		PORTB &= ~(1 << LED_PORT);
		_delay_ms(400);
	}

What is does is this:

  1. Start an infinite loop.
  2. Set the LED wire signal to “1” – that will make it to light.
  3. Wait a little – 200 milliseconds.
  4. Clear the LED wire signal to “0” – that will turn it off.
  5. Wait a little -400 milliseconds.
  6. Do it again.

Here is the entire source code:

/**
 * The Tinusaur Project
 *
 * Tutorial 001: Blinking LED
 *
 * file: main.c
 * created: 2014-01-04
 *
 **/

#include <avr/io.h>
#include <util/delay.h>

// ====================================
//                ATtiny
//               25/45/85
//              +--------+
//            --+ o  Vcc +------------
//  LED - PB3 --+        +--
//            --+        +--
//  ------------+ GND    +--
//              +--------+
// ====================================

// Define the I/O port to be used for the LED.
// This a number between 0 and 7 that tells which bit to use.
#define LED_PORT PB3

int main(void) {

	// Set the LED port number as output.
	// The DDRB is the data direction for port B.
	// This ...
	//  - shifts the "1" on left to the desired position and ...
	//  - does bitwise "OR" with the value in the port register.
	DDRB |= (1 << LED_PORT);

	// Start infinite loop.
	// (this is how most programs work)
	while (1) {

		// Set the LED bit to "1" - LED will be "on".
		PORTB |= (1 << LED_PORT);

		// Wait a little.
		// The delay function simply does N-number of "empty" loops.
		_delay_ms(200);

		// Set the LED bit to "0" - LED will be "off".
		PORTB &= ~(1 << LED_PORT);

		// Wait a little.
		_delay_ms(400);

		// Do it again ...
	}

	// Return the mandatory for the "main" function value.
	return (0);
}

Copy the code above to your “main.c” file.

The source code could be also found on Bitbucket at this address: https://bitbucket.org/tinusaur/tutorials/src/1f61873ae382/tut001/src/main.c.

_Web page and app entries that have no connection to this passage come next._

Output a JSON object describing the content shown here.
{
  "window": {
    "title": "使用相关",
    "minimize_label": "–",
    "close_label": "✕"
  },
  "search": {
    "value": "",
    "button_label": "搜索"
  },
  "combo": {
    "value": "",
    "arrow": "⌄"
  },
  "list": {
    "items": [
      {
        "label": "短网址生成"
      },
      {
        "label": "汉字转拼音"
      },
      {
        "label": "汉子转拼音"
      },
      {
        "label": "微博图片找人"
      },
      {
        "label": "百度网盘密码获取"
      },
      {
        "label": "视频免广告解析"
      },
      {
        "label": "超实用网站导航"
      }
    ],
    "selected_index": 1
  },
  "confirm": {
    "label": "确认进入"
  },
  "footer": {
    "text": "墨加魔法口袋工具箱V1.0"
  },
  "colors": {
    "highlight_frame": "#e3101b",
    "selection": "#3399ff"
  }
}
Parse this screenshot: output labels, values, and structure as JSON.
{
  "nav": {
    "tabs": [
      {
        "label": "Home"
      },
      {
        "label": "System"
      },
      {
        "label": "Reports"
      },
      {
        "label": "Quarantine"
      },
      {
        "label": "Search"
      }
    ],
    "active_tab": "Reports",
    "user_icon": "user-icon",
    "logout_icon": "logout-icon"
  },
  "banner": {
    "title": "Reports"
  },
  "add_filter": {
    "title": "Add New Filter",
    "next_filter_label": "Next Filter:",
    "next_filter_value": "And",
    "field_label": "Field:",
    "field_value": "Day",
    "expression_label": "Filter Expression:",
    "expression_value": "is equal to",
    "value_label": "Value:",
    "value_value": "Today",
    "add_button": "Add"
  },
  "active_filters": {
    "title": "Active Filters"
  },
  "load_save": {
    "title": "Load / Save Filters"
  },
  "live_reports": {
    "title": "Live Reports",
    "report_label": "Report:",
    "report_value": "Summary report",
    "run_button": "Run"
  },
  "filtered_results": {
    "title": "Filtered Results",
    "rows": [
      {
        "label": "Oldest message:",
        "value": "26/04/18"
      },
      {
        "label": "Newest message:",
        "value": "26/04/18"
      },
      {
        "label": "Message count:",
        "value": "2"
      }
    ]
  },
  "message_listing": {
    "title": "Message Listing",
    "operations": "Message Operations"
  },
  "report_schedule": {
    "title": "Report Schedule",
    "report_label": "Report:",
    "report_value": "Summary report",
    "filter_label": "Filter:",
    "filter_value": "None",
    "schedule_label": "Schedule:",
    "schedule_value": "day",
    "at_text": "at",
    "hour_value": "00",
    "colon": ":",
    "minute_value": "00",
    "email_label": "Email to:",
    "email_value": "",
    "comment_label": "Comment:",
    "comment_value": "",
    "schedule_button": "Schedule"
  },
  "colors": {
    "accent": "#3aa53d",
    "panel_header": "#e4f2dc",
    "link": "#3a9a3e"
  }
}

The circuit schematics, even though very simple, was drown on 123d.circuits.io and it is available at this address: http://123d.circuits.io/circuits/76781.